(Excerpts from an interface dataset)
====

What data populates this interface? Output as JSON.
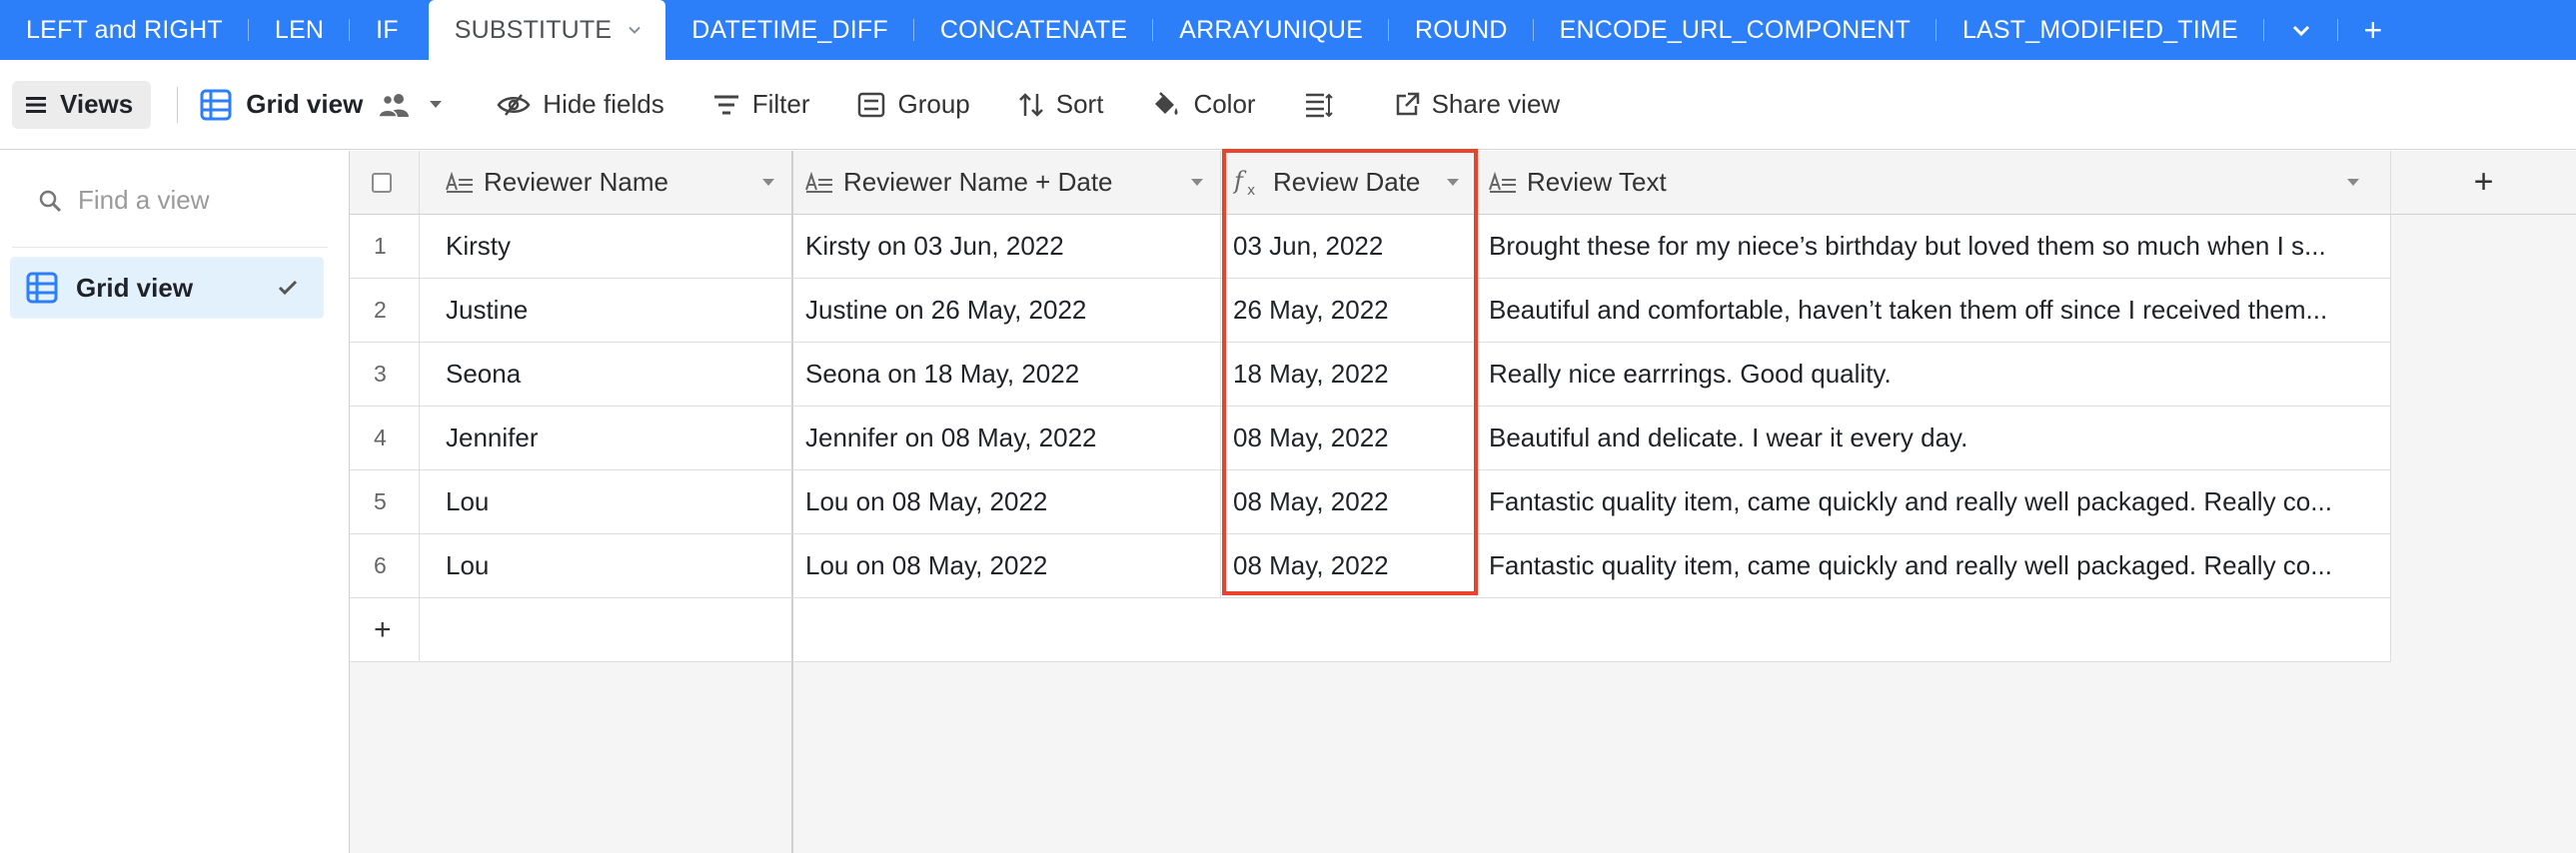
{
  "tabs": {
    "items": [
      {
        "label": "LEFT and RIGHT"
      },
      {
        "label": "LEN"
      },
      {
        "label": "IF"
      },
      {
        "label": "SUBSTITUTE"
      },
      {
        "label": "DATETIME_DIFF"
      },
      {
        "label": "CONCATENATE"
      },
      {
        "label": "ARRAYUNIQUE"
      },
      {
        "label": "ROUND"
      },
      {
        "label": "ENCODE_URL_COMPONENT"
      },
      {
        "label": "LAST_MODIFIED_TIME"
      }
    ],
    "active": "SUBSTITUTE",
    "more_icon": "chevron-down-icon",
    "add_icon": "plus-icon",
    "add_label": "+"
  },
  "toolbar": {
    "views_label": "Views",
    "grid_view_label": "Grid view",
    "hide_fields_label": "Hide fields",
    "filter_label": "Filter",
    "group_label": "Group",
    "sort_label": "Sort",
    "color_label": "Color",
    "share_view_label": "Share view"
  },
  "sidebar": {
    "search_placeholder": "Find a view",
    "items": [
      {
        "label": "Grid view",
        "selected": true
      }
    ]
  },
  "grid": {
    "columns": [
      {
        "label": "Reviewer Name",
        "type_icon": "long-text-icon"
      },
      {
        "label": "Reviewer Name + Date",
        "type_icon": "long-text-icon"
      },
      {
        "label": "Review Date",
        "type_icon": "formula-icon",
        "highlighted": true
      },
      {
        "label": "Review Text",
        "type_icon": "long-text-icon"
      }
    ],
    "add_column_label": "+",
    "add_row_label": "+",
    "rows": [
      {
        "num": "1",
        "name": "Kirsty",
        "name_date": "Kirsty on 03 Jun, 2022",
        "date": "03 Jun, 2022",
        "text": "Brought these for my niece’s birthday but loved them so much when I s..."
      },
      {
        "num": "2",
        "name": "Justine",
        "name_date": "Justine on 26 May, 2022",
        "date": "26 May, 2022",
        "text": "Beautiful and comfortable, haven’t taken them off since I received them..."
      },
      {
        "num": "3",
        "name": "Seona",
        "name_date": "Seona on 18 May, 2022",
        "date": "18 May, 2022",
        "text": "Really nice earrrings. Good quality."
      },
      {
        "num": "4",
        "name": "Jennifer",
        "name_date": "Jennifer on 08 May, 2022",
        "date": "08 May, 2022",
        "text": "Beautiful and delicate. I wear it every day."
      },
      {
        "num": "5",
        "name": "Lou",
        "name_date": "Lou on 08 May, 2022",
        "date": "08 May, 2022",
        "text": "Fantastic quality item, came quickly and really well packaged. Really co..."
      },
      {
        "num": "6",
        "name": "Lou",
        "name_date": "Lou on 08 May, 2022",
        "date": "08 May, 2022",
        "text": "Fantastic quality item, came quickly and really well packaged. Really co..."
      }
    ]
  },
  "colors": {
    "tabbar_bg": "#2d7ff9",
    "highlight_border": "#e8432d",
    "selected_view_bg": "#e3f1fd",
    "grid_icon": "#2d7ff9"
  }
}
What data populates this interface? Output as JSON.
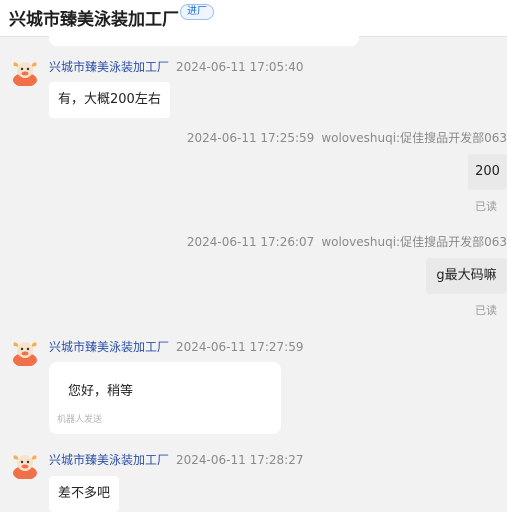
{
  "header": {
    "shop_name": "兴城市臻美泳装加工厂",
    "badge": "进厂"
  },
  "messages": [
    {
      "sender": "兴城市臻美泳装加工厂",
      "time": "2024-06-11 17:05:40",
      "text": "有，大概200左右"
    },
    {
      "time": "2024-06-11 17:25:59",
      "agent": "woloveshuqi:促佳搜品开发部063",
      "text": "200",
      "status": "已读"
    },
    {
      "time": "2024-06-11 17:26:07",
      "agent": "woloveshuqi:促佳搜品开发部063",
      "text": "g最大码嘛",
      "status": "已读"
    },
    {
      "sender": "兴城市臻美泳装加工厂",
      "time": "2024-06-11 17:27:59",
      "text": "您好，稍等",
      "note": "机器人发送"
    },
    {
      "sender": "兴城市臻美泳装加工厂",
      "time": "2024-06-11 17:28:27",
      "text": "差不多吧"
    }
  ],
  "colors": {
    "background": "#f2f2f2",
    "sender_name": "#2d4fa8",
    "avatar_body": "#f0704a",
    "avatar_horn": "#f5b04b"
  },
  "icons": {
    "avatar": "cow-mascot-icon"
  }
}
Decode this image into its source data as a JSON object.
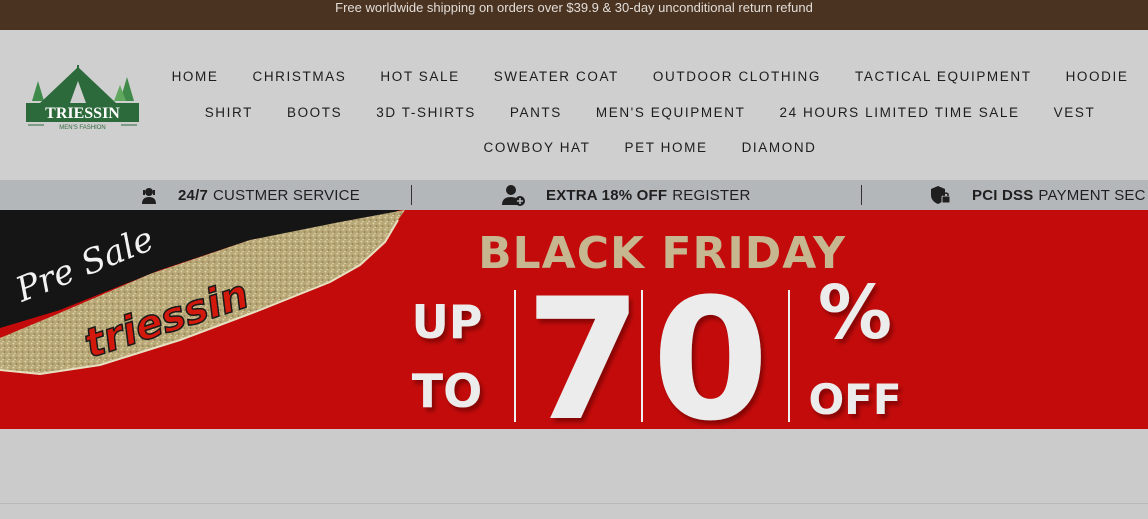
{
  "announcement": "Free worldwide shipping on orders over $39.9 & 30-day unconditional return refund",
  "logo": {
    "name": "TRIESSIN",
    "tagline": "MEN'S FASHION"
  },
  "nav": {
    "row1": [
      "HOME",
      "CHRISTMAS",
      "HOT SALE",
      "SWEATER COAT",
      "OUTDOOR CLOTHING",
      "TACTICAL EQUIPMENT",
      "HOODIE"
    ],
    "row2": [
      "SHIRT",
      "BOOTS",
      "3D T-SHIRTS",
      "PANTS",
      "MEN'S EQUIPMENT",
      "24 HOURS LIMITED TIME SALE",
      "VEST"
    ],
    "row3": [
      "COWBOY HAT",
      "PET HOME",
      "DIAMOND"
    ]
  },
  "trust_bar": [
    {
      "bold": "24/7",
      "text": "CUSTMER SERVICE",
      "icon": "support-agent-icon"
    },
    {
      "bold": "EXTRA 18% OFF",
      "text": "REGISTER",
      "icon": "user-add-icon"
    },
    {
      "bold": "PCI DSS",
      "text": "PAYMENT SEC",
      "icon": "shield-lock-icon"
    }
  ],
  "banner": {
    "script_text": "Pre Sale",
    "brand_text": "triessin",
    "headline": "BLACK FRIDAY",
    "up": "UP",
    "to": "TO",
    "number": "70",
    "percent": "%",
    "off": "OFF"
  },
  "colors": {
    "announcement_bg": "#4a3321",
    "header_bg": "#cfcfcf",
    "trust_bg": "#b4b7ba",
    "banner_red": "#c40b0b",
    "logo_green": "#2d6a3b",
    "gold": "#b9a877"
  }
}
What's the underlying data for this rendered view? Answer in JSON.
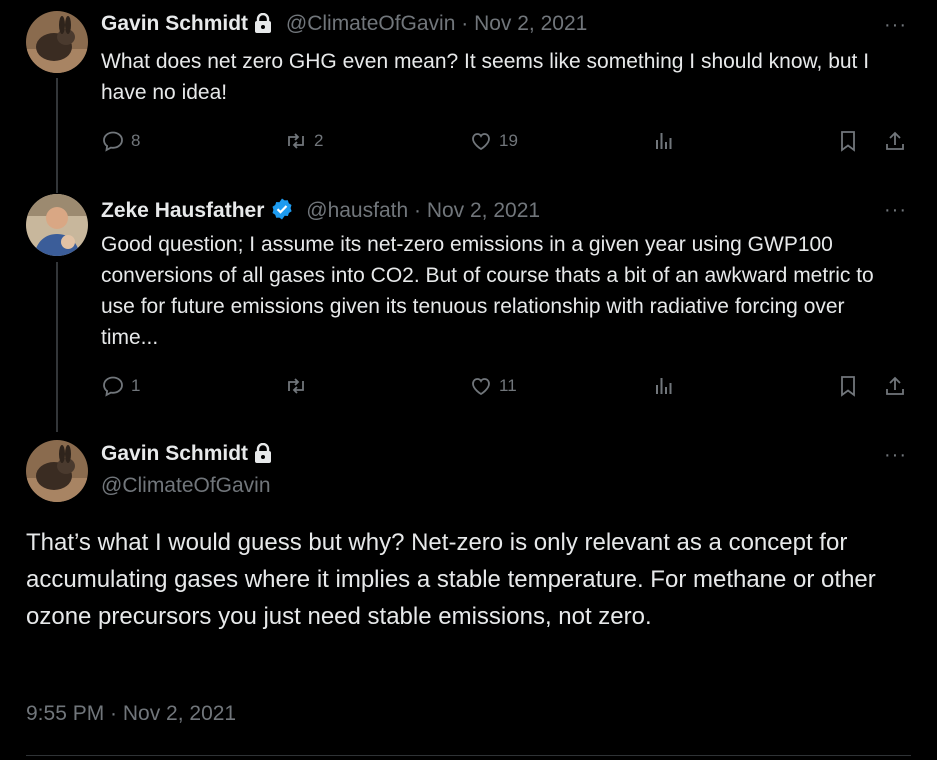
{
  "tweets": [
    {
      "name": "Gavin Schmidt",
      "handle": "@ClimateOfGavin",
      "date": "Nov 2, 2021",
      "text": "What does net zero GHG even mean? It seems like something I should know, but I have no idea!",
      "replies": "8",
      "retweets": "2",
      "likes": "19",
      "locked": true
    },
    {
      "name": "Zeke Hausfather",
      "handle": "@hausfath",
      "date": "Nov 2, 2021",
      "text": "Good question; I assume its net-zero emissions in a given year using GWP100 conversions of all gases into CO2. But of course thats a bit of an awkward metric to use for future emissions given its tenuous relationship with radiative forcing over time...",
      "replies": "1",
      "retweets": "",
      "likes": "11",
      "verified": true
    }
  ],
  "main_tweet": {
    "name": "Gavin Schmidt",
    "handle": "@ClimateOfGavin",
    "text": "That’s what I would guess but why? Net-zero is only relevant as a concept for accumulating gases where it implies a stable temperature. For methane or other ozone precursors you just need stable emissions, not zero.",
    "timestamp": "9:55 PM · Nov 2, 2021"
  },
  "ui": {
    "separator": " · ",
    "more": "···"
  },
  "colors": {
    "background": "#000000",
    "text": "#e7e9ea",
    "muted": "#71767b",
    "verified": "#1d9bf0"
  }
}
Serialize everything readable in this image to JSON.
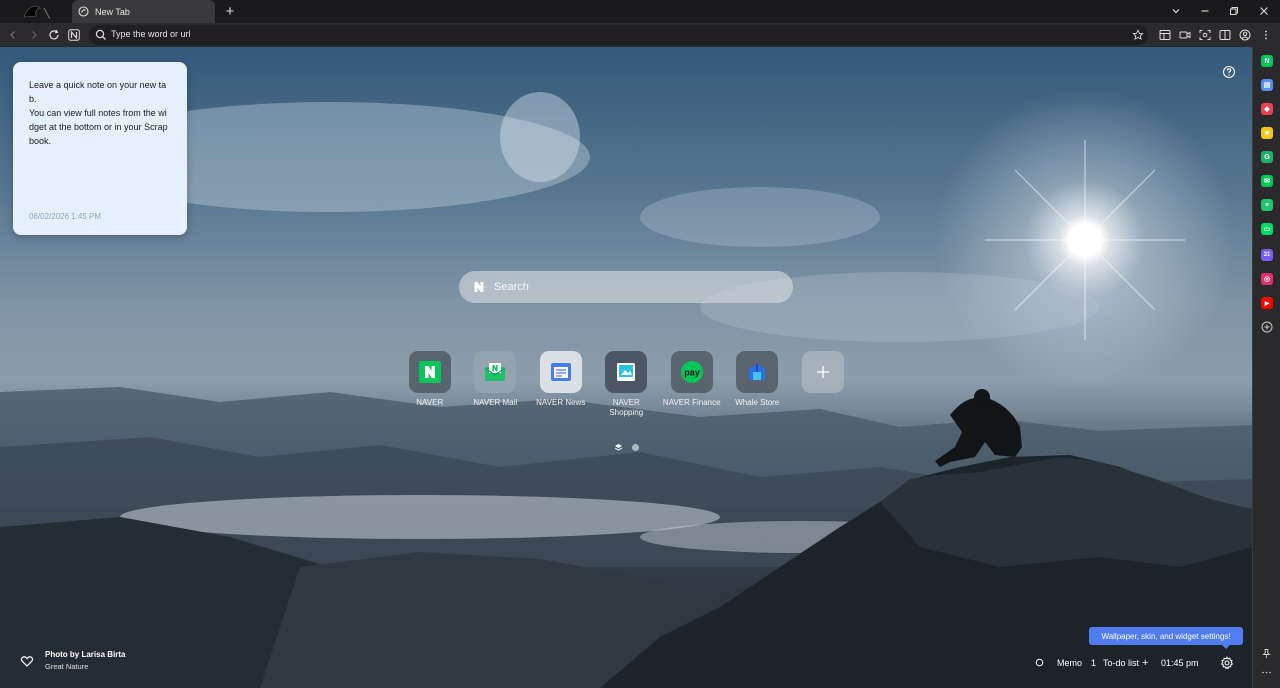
{
  "tab": {
    "title": "New Tab",
    "new_tab_symbol": "+"
  },
  "toolbar": {
    "address_placeholder": "Type the word or url"
  },
  "memo": {
    "text": "Leave a quick note on your new tab.\nYou can view full notes from the widget at the bottom or in your Scrapbook.",
    "date": "06/02/2026 1:45 PM"
  },
  "search": {
    "placeholder": "Search"
  },
  "shortcuts": [
    {
      "label": "NAVER",
      "icon": "naver-icon"
    },
    {
      "label": "NAVER Mail",
      "icon": "naver-mail-icon"
    },
    {
      "label": "NAVER News",
      "icon": "naver-news-icon"
    },
    {
      "label": "NAVER Shopping",
      "icon": "naver-shopping-icon"
    },
    {
      "label": "NAVER Finance",
      "icon": "naver-pay-icon"
    },
    {
      "label": "Whale Store",
      "icon": "whale-store-icon"
    },
    {
      "label": "",
      "icon": "add-shortcut-icon"
    }
  ],
  "photo": {
    "author": "Photo by Larisa Birta",
    "collection": "Great Nature"
  },
  "tooltip": {
    "text": "Wallpaper, skin, and widget settings!"
  },
  "bottom": {
    "memo_label": "Memo",
    "memo_count": "1",
    "todo_label": "To-do list",
    "todo_add": "+",
    "time": "01:45 pm"
  },
  "sidebar_apps": [
    {
      "name": "naver-app",
      "color": "#03c75a",
      "glyph": "N"
    },
    {
      "name": "calculator-app",
      "color": "#5d8df0",
      "glyph": "▤"
    },
    {
      "name": "pocket-app",
      "color": "#ef4056",
      "glyph": "◆"
    },
    {
      "name": "favorites-app",
      "color": "#f5c518",
      "glyph": "★"
    },
    {
      "name": "translate-app",
      "color": "#1fb16b",
      "glyph": "G"
    },
    {
      "name": "mail-app",
      "color": "#03c75a",
      "glyph": "✉"
    },
    {
      "name": "news-app",
      "color": "#1ec46e",
      "glyph": "≡"
    },
    {
      "name": "webtoon-app",
      "color": "#00dc64",
      "glyph": "▭"
    },
    {
      "name": "calendar-app",
      "color": "#7a5cf0",
      "glyph": "31"
    },
    {
      "name": "instagram-app",
      "color": "#e1306c",
      "glyph": "◎"
    },
    {
      "name": "youtube-app",
      "color": "#ff0000",
      "glyph": "▶"
    }
  ],
  "colors": {
    "accent": "#4f7cf2",
    "memo_bg": "#e6f0fc",
    "naver_green": "#03c75a"
  }
}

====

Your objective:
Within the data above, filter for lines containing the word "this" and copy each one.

Solved exercise:
What data populates this interface? Output as JSON.
What data populates this interface? Output as JSON.
Decode this image into its source data as a JSON object.
What's the underlying data for this rendered view? Answer in JSON.
Serialize everything readable in this image to JSON.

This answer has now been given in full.